--- Prompt ---
Keeping every character in place, output all the data.

*** Source records Section Begins ***

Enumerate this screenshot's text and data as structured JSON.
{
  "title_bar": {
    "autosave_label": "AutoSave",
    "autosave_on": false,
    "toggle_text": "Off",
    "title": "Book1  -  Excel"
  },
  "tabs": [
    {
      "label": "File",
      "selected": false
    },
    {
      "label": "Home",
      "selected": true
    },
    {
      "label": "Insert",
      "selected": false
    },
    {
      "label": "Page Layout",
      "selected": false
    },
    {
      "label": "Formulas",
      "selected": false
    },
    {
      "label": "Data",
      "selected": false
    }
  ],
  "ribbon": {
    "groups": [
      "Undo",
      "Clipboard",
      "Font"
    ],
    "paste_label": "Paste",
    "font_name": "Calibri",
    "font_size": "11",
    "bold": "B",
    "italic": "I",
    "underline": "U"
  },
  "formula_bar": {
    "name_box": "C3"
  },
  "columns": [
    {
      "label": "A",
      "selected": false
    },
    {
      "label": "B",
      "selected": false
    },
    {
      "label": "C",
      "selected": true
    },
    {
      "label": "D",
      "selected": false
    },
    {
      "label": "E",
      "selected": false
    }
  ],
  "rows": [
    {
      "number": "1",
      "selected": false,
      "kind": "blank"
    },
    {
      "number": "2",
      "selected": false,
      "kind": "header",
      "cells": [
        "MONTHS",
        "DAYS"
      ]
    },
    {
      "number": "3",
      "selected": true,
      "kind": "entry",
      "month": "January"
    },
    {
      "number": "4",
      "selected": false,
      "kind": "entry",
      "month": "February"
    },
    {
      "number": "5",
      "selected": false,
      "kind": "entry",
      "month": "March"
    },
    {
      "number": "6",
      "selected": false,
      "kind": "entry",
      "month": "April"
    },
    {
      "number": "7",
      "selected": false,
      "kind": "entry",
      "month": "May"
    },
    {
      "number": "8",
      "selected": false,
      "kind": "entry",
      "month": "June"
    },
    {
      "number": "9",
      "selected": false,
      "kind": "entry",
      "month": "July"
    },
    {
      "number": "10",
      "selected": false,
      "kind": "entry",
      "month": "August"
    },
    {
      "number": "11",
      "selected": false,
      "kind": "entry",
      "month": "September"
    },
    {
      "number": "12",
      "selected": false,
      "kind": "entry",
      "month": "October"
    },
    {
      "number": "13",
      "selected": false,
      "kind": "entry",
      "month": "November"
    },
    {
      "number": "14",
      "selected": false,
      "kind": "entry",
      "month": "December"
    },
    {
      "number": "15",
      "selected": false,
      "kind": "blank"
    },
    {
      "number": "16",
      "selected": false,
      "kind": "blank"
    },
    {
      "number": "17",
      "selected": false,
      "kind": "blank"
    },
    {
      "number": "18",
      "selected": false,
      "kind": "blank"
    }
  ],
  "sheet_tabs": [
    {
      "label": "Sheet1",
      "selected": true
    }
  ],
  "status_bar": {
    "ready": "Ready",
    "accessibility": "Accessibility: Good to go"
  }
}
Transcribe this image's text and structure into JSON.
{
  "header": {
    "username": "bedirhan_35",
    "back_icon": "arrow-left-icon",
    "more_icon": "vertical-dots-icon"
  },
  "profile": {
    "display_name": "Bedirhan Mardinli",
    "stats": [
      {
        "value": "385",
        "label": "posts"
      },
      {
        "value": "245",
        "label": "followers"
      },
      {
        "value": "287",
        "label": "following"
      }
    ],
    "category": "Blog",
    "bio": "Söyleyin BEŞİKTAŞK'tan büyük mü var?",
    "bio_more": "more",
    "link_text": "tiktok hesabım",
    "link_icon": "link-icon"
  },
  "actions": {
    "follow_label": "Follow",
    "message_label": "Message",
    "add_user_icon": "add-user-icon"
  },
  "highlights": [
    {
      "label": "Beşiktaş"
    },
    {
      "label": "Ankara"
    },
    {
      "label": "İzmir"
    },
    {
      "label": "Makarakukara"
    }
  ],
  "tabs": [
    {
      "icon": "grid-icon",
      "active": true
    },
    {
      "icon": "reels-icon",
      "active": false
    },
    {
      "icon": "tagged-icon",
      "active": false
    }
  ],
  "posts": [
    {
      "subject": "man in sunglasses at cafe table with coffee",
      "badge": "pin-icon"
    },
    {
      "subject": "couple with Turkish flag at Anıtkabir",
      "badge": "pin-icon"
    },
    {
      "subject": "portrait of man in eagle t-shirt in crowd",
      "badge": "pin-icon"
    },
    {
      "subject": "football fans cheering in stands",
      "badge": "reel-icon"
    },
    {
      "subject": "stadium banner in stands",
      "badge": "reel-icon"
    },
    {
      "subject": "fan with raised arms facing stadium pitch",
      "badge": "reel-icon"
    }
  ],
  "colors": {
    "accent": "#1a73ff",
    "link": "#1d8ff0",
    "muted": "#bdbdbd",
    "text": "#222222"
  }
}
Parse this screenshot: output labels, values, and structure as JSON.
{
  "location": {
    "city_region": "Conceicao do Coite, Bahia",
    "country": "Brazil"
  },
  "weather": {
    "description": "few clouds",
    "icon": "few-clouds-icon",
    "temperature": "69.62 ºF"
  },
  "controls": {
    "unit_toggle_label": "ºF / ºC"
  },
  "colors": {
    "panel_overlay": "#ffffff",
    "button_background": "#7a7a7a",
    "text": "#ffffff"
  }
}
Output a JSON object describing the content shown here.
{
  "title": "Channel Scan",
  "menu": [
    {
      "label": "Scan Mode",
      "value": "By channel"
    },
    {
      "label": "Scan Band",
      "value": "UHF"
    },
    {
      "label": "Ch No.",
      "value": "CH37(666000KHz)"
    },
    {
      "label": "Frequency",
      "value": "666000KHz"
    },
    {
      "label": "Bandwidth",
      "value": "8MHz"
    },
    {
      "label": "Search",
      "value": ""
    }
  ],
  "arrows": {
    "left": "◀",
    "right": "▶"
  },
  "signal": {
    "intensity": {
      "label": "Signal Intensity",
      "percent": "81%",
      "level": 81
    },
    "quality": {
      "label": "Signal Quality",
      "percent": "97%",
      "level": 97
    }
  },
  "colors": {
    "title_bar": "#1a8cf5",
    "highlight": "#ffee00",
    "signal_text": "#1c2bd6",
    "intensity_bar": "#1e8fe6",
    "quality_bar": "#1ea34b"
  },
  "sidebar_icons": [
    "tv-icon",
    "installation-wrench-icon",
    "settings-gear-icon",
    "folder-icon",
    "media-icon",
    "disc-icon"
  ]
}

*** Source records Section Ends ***

--- Answer ---
Enumerate this screenshot's text and data as structured JSON.
{
  "title_bar": {
    "autosave_label": "AutoSave",
    "autosave_on": false,
    "toggle_text": "Off",
    "title": "Book1  -  Excel"
  },
  "tabs": [
    {
      "label": "File",
      "selected": false
    },
    {
      "label": "Home",
      "selected": true
    },
    {
      "label": "Insert",
      "selected": false
    },
    {
      "label": "Page Layout",
      "selected": false
    },
    {
      "label": "Formulas",
      "selected": false
    },
    {
      "label": "Data",
      "selected": false
    }
  ],
  "ribbon": {
    "groups": [
      "Undo",
      "Clipboard",
      "Font"
    ],
    "paste_label": "Paste",
    "font_name": "Calibri",
    "font_size": "11",
    "bold": "B",
    "italic": "I",
    "underline": "U"
  },
  "formula_bar": {
    "name_box": "C3"
  },
  "columns": [
    {
      "label": "A",
      "selected": false
    },
    {
      "label": "B",
      "selected": false
    },
    {
      "label": "C",
      "selected": true
    },
    {
      "label": "D",
      "selected": false
    },
    {
      "label": "E",
      "selected": false
    }
  ],
  "rows": [
    {
      "number": "1",
      "selected": false,
      "kind": "blank"
    },
    {
      "number": "2",
      "selected": false,
      "kind": "header",
      "cells": [
        "MONTHS",
        "DAYS"
      ]
    },
    {
      "number": "3",
      "selected": true,
      "kind": "entry",
      "month": "January"
    },
    {
      "number": "4",
      "selected": false,
      "kind": "entry",
      "month": "February"
    },
    {
      "number": "5",
      "selected": false,
      "kind": "entry",
      "month": "March"
    },
    {
      "number": "6",
      "selected": false,
      "kind": "entry",
      "month": "April"
    },
    {
      "number": "7",
      "selected": false,
      "kind": "entry",
      "month": "May"
    },
    {
      "number": "8",
      "selected": false,
      "kind": "entry",
      "month": "June"
    },
    {
      "number": "9",
      "selected": false,
      "kind": "entry",
      "month": "July"
    },
    {
      "number": "10",
      "selected": false,
      "kind": "entry",
      "month": "August"
    },
    {
      "number": "11",
      "selected": false,
      "kind": "entry",
      "month": "September"
    },
    {
      "number": "12",
      "selected": false,
      "kind": "entry",
      "month": "October"
    },
    {
      "number": "13",
      "selected": false,
      "kind": "entry",
      "month": "November"
    },
    {
      "number": "14",
      "selected": false,
      "kind": "entry",
      "month": "December"
    },
    {
      "number": "15",
      "selected": false,
      "kind": "blank"
    },
    {
      "number": "16",
      "selected": false,
      "kind": "blank"
    },
    {
      "number": "17",
      "selected": false,
      "kind": "blank"
    },
    {
      "number": "18",
      "selected": false,
      "kind": "blank"
    }
  ],
  "sheet_tabs": [
    {
      "label": "Sheet1",
      "selected": true
    }
  ],
  "status_bar": {
    "ready": "Ready",
    "accessibility": "Accessibility: Good to go"
  }
}
Transcribe this image's text and structure into JSON.
{
  "header": {
    "username": "bedirhan_35",
    "back_icon": "arrow-left-icon",
    "more_icon": "vertical-dots-icon"
  },
  "profile": {
    "display_name": "Bedirhan Mardinli",
    "stats": [
      {
        "value": "385",
        "label": "posts"
      },
      {
        "value": "245",
        "label": "followers"
      },
      {
        "value": "287",
        "label": "following"
      }
    ],
    "category": "Blog",
    "bio": "Söyleyin BEŞİKTAŞK'tan büyük mü var?",
    "bio_more": "more",
    "link_text": "tiktok hesabım",
    "link_icon": "link-icon"
  },
  "actions": {
    "follow_label": "Follow",
    "message_label": "Message",
    "add_user_icon": "add-user-icon"
  },
  "highlights": [
    {
      "label": "Beşiktaş"
    },
    {
      "label": "Ankara"
    },
    {
      "label": "İzmir"
    },
    {
      "label": "Makarakukara"
    }
  ],
  "tabs": [
    {
      "icon": "grid-icon",
      "active": true
    },
    {
      "icon": "reels-icon",
      "active": false
    },
    {
      "icon": "tagged-icon",
      "active": false
    }
  ],
  "posts": [
    {
      "subject": "man in sunglasses at cafe table with coffee",
      "badge": "pin-icon"
    },
    {
      "subject": "couple with Turkish flag at Anıtkabir",
      "badge": "pin-icon"
    },
    {
      "subject": "portrait of man in eagle t-shirt in crowd",
      "badge": "pin-icon"
    },
    {
      "subject": "football fans cheering in stands",
      "badge": "reel-icon"
    },
    {
      "subject": "stadium banner in stands",
      "badge": "reel-icon"
    },
    {
      "subject": "fan with raised arms facing stadium pitch",
      "badge": "reel-icon"
    }
  ],
  "colors": {
    "accent": "#1a73ff",
    "link": "#1d8ff0",
    "muted": "#bdbdbd",
    "text": "#222222"
  }
}
Parse this screenshot: output labels, values, and structure as JSON.
{
  "location": {
    "city_region": "Conceicao do Coite, Bahia",
    "country": "Brazil"
  },
  "weather": {
    "description": "few clouds",
    "icon": "few-clouds-icon",
    "temperature": "69.62 ºF"
  },
  "controls": {
    "unit_toggle_label": "ºF / ºC"
  },
  "colors": {
    "panel_overlay": "#ffffff",
    "button_background": "#7a7a7a",
    "text": "#ffffff"
  }
}
Output a JSON object describing the content shown here.
{
  "title": "Channel Scan",
  "menu": [
    {
      "label": "Scan Mode",
      "value": "By channel"
    },
    {
      "label": "Scan Band",
      "value": "UHF"
    },
    {
      "label": "Ch No.",
      "value": "CH37(666000KHz)"
    },
    {
      "label": "Frequency",
      "value": "666000KHz"
    },
    {
      "label": "Bandwidth",
      "value": "8MHz"
    },
    {
      "label": "Search",
      "value": ""
    }
  ],
  "arrows": {
    "left": "◀",
    "right": "▶"
  },
  "signal": {
    "intensity": {
      "label": "Signal Intensity",
      "percent": "81%",
      "level": 81
    },
    "quality": {
      "label": "Signal Quality",
      "percent": "97%",
      "level": 97
    }
  },
  "colors": {
    "title_bar": "#1a8cf5",
    "highlight": "#ffee00",
    "signal_text": "#1c2bd6",
    "intensity_bar": "#1e8fe6",
    "quality_bar": "#1ea34b"
  },
  "sidebar_icons": [
    "tv-icon",
    "installation-wrench-icon",
    "settings-gear-icon",
    "folder-icon",
    "media-icon",
    "disc-icon"
  ]
}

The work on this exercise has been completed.